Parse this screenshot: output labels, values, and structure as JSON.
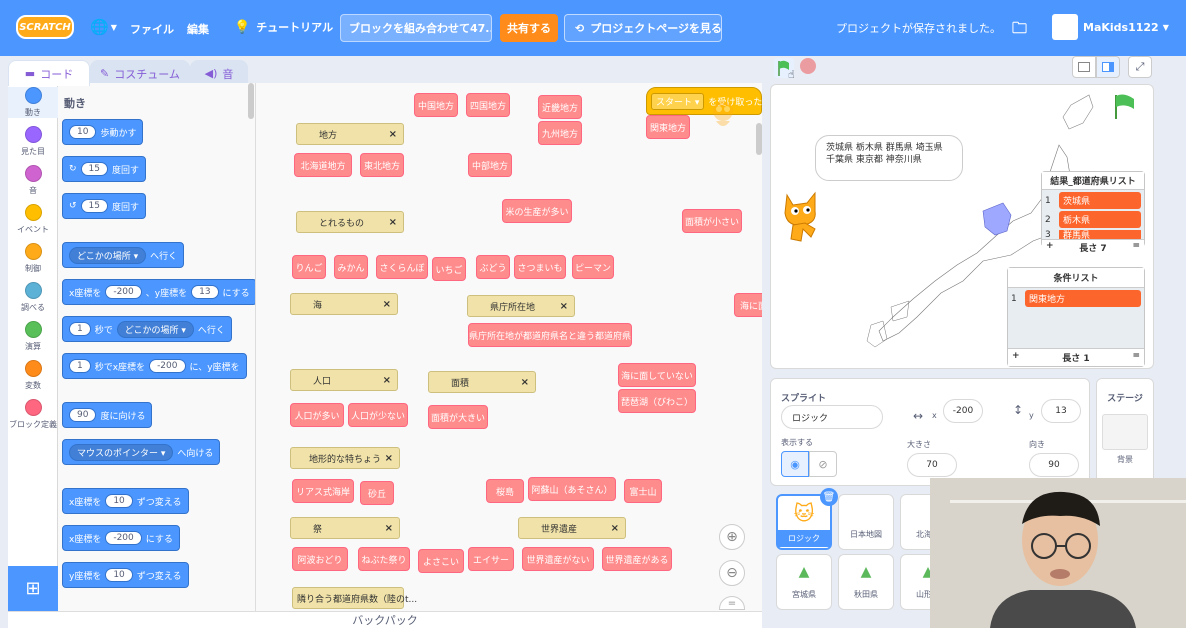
{
  "menubar": {
    "logo": "SCRATCH",
    "file": "ファイル",
    "edit": "編集",
    "tutorial": "チュートリアル",
    "project_title": "ブロックを組み合わせて47...",
    "share": "共有する",
    "project_page": "プロジェクトページを見る",
    "saved_status": "プロジェクトが保存されました。",
    "username": "MaKids1122"
  },
  "tabs": {
    "code": "コード",
    "costume": "コスチューム",
    "sound": "音"
  },
  "categories": [
    {
      "label": "動き",
      "color": "#4c97ff"
    },
    {
      "label": "見た目",
      "color": "#9966ff"
    },
    {
      "label": "音",
      "color": "#cf63cf"
    },
    {
      "label": "イベント",
      "color": "#ffbf00"
    },
    {
      "label": "制御",
      "color": "#ffab19"
    },
    {
      "label": "調べる",
      "color": "#5cb1d6"
    },
    {
      "label": "演算",
      "color": "#59c059"
    },
    {
      "label": "変数",
      "color": "#ff8c1a"
    },
    {
      "label": "ブロック定義",
      "color": "#ff6680"
    }
  ],
  "palette": {
    "heading": "動き",
    "move_val": "10",
    "move_txt": "歩動かす",
    "turn_r_val": "15",
    "turn_r_txt": "度回す",
    "turn_l_val": "15",
    "turn_l_txt": "度回す",
    "goto_dd": "どこかの場所",
    "goto_txt": "へ行く",
    "gotoxy_a": "x座標を",
    "gotoxy_x": "-200",
    "gotoxy_b": "、y座標を",
    "gotoxy_y": "13",
    "gotoxy_c": "にする",
    "glide_val": "1",
    "glide_a": "秒で",
    "glide_dd": "どこかの場所",
    "glide_b": "へ行く",
    "glidexy_val": "1",
    "glidexy_a": "秒でx座標を",
    "glidexy_x": "-200",
    "glidexy_b": "に、y座標を",
    "point_val": "90",
    "point_txt": "度に向ける",
    "towards_dd": "マウスのポインター",
    "towards_txt": "へ向ける",
    "chx_a": "x座標を",
    "chx_val": "10",
    "chx_b": "ずつ変える",
    "setx_a": "x座標を",
    "setx_val": "-200",
    "setx_b": "にする",
    "chy_a": "y座標を",
    "chy_val": "10",
    "chy_b": "ずつ変える"
  },
  "workspace": {
    "red_blocks": [
      "中国地方",
      "四国地方",
      "近畿地方",
      "九州地方",
      "関東地方",
      "北海道地方",
      "東北地方",
      "中部地方",
      "米の生産が多い",
      "面積が小さい",
      "りんご",
      "みかん",
      "さくらんぼ",
      "いちご",
      "ぶどう",
      "さつまいも",
      "ピーマン",
      "海に面",
      "県庁所在地が都道府県名と違う都道府県",
      "海に面していない",
      "琵琶湖（びわこ）",
      "人口が多い",
      "人口が少ない",
      "面積が大きい",
      "リアス式海岸",
      "砂丘",
      "桜島",
      "阿蘇山（あそさん）",
      "富士山",
      "阿波おどり",
      "ねぶた祭り",
      "よさこい",
      "エイサー",
      "世界遺産がない",
      "世界遺産がある"
    ],
    "olive_blocks": [
      "地方",
      "とれるもの",
      "海",
      "県庁所在地",
      "人口",
      "面積",
      "地形的な特ちょう",
      "祭",
      "世界遺産"
    ],
    "bottom_block": "隣り合う都道府県数（陸のt...",
    "event_block": "スタート",
    "event_suffix": "を受け取った"
  },
  "backpack": "バックパック",
  "stage": {
    "speech": "茨城県 栃木県 群馬県 埼玉県 千葉県 東京都 神奈川県",
    "result_list": {
      "title": "結果_都道府県リスト",
      "items": [
        {
          "n": "1",
          "v": "茨城県"
        },
        {
          "n": "2",
          "v": "栃木県"
        },
        {
          "n": "3",
          "v": "群馬県"
        }
      ],
      "length": "長さ 7"
    },
    "cond_list": {
      "title": "条件リスト",
      "items": [
        {
          "n": "1",
          "v": "関東地方"
        }
      ],
      "length": "長さ 1"
    }
  },
  "sprite_info": {
    "sprite_label": "スプライト",
    "name": "ロジック",
    "x_label": "x",
    "x": "-200",
    "y_label": "y",
    "y": "13",
    "show_label": "表示する",
    "size_label": "大きさ",
    "size": "70",
    "dir_label": "向き",
    "direction": "90"
  },
  "stage_pane": {
    "title": "ステージ",
    "bg_label": "背景"
  },
  "sprites": [
    "ロジック",
    "日本地図",
    "北海道",
    "宮城県",
    "秋田県",
    "山形県"
  ]
}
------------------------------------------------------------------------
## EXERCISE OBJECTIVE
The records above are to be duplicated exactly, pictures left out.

## EXPECTED ANSWER
Parse this screenshot: output labels, values, and structure as JSON.
{
  "menubar": {
    "logo": "SCRATCH",
    "file": "ファイル",
    "edit": "編集",
    "tutorial": "チュートリアル",
    "project_title": "ブロックを組み合わせて47...",
    "share": "共有する",
    "project_page": "プロジェクトページを見る",
    "saved_status": "プロジェクトが保存されました。",
    "username": "MaKids1122"
  },
  "tabs": {
    "code": "コード",
    "costume": "コスチューム",
    "sound": "音"
  },
  "categories": [
    {
      "label": "動き",
      "color": "#4c97ff"
    },
    {
      "label": "見た目",
      "color": "#9966ff"
    },
    {
      "label": "音",
      "color": "#cf63cf"
    },
    {
      "label": "イベント",
      "color": "#ffbf00"
    },
    {
      "label": "制御",
      "color": "#ffab19"
    },
    {
      "label": "調べる",
      "color": "#5cb1d6"
    },
    {
      "label": "演算",
      "color": "#59c059"
    },
    {
      "label": "変数",
      "color": "#ff8c1a"
    },
    {
      "label": "ブロック定義",
      "color": "#ff6680"
    }
  ],
  "palette": {
    "heading": "動き",
    "move_val": "10",
    "move_txt": "歩動かす",
    "turn_r_val": "15",
    "turn_r_txt": "度回す",
    "turn_l_val": "15",
    "turn_l_txt": "度回す",
    "goto_dd": "どこかの場所",
    "goto_txt": "へ行く",
    "gotoxy_a": "x座標を",
    "gotoxy_x": "-200",
    "gotoxy_b": "、y座標を",
    "gotoxy_y": "13",
    "gotoxy_c": "にする",
    "glide_val": "1",
    "glide_a": "秒で",
    "glide_dd": "どこかの場所",
    "glide_b": "へ行く",
    "glidexy_val": "1",
    "glidexy_a": "秒でx座標を",
    "glidexy_x": "-200",
    "glidexy_b": "に、y座標を",
    "point_val": "90",
    "point_txt": "度に向ける",
    "towards_dd": "マウスのポインター",
    "towards_txt": "へ向ける",
    "chx_a": "x座標を",
    "chx_val": "10",
    "chx_b": "ずつ変える",
    "setx_a": "x座標を",
    "setx_val": "-200",
    "setx_b": "にする",
    "chy_a": "y座標を",
    "chy_val": "10",
    "chy_b": "ずつ変える"
  },
  "workspace": {
    "red_blocks": [
      "中国地方",
      "四国地方",
      "近畿地方",
      "九州地方",
      "関東地方",
      "北海道地方",
      "東北地方",
      "中部地方",
      "米の生産が多い",
      "面積が小さい",
      "りんご",
      "みかん",
      "さくらんぼ",
      "いちご",
      "ぶどう",
      "さつまいも",
      "ピーマン",
      "海に面",
      "県庁所在地が都道府県名と違う都道府県",
      "海に面していない",
      "琵琶湖（びわこ）",
      "人口が多い",
      "人口が少ない",
      "面積が大きい",
      "リアス式海岸",
      "砂丘",
      "桜島",
      "阿蘇山（あそさん）",
      "富士山",
      "阿波おどり",
      "ねぶた祭り",
      "よさこい",
      "エイサー",
      "世界遺産がない",
      "世界遺産がある"
    ],
    "olive_blocks": [
      "地方",
      "とれるもの",
      "海",
      "県庁所在地",
      "人口",
      "面積",
      "地形的な特ちょう",
      "祭",
      "世界遺産"
    ],
    "bottom_block": "隣り合う都道府県数（陸のt...",
    "event_block": "スタート",
    "event_suffix": "を受け取った"
  },
  "backpack": "バックパック",
  "stage": {
    "speech": "茨城県 栃木県 群馬県 埼玉県 千葉県 東京都 神奈川県",
    "result_list": {
      "title": "結果_都道府県リスト",
      "items": [
        {
          "n": "1",
          "v": "茨城県"
        },
        {
          "n": "2",
          "v": "栃木県"
        },
        {
          "n": "3",
          "v": "群馬県"
        }
      ],
      "length": "長さ 7"
    },
    "cond_list": {
      "title": "条件リスト",
      "items": [
        {
          "n": "1",
          "v": "関東地方"
        }
      ],
      "length": "長さ 1"
    }
  },
  "sprite_info": {
    "sprite_label": "スプライト",
    "name": "ロジック",
    "x_label": "x",
    "x": "-200",
    "y_label": "y",
    "y": "13",
    "show_label": "表示する",
    "size_label": "大きさ",
    "size": "70",
    "dir_label": "向き",
    "direction": "90"
  },
  "stage_pane": {
    "title": "ステージ",
    "bg_label": "背景"
  },
  "sprites": [
    "ロジック",
    "日本地図",
    "北海道",
    "宮城県",
    "秋田県",
    "山形県"
  ]
}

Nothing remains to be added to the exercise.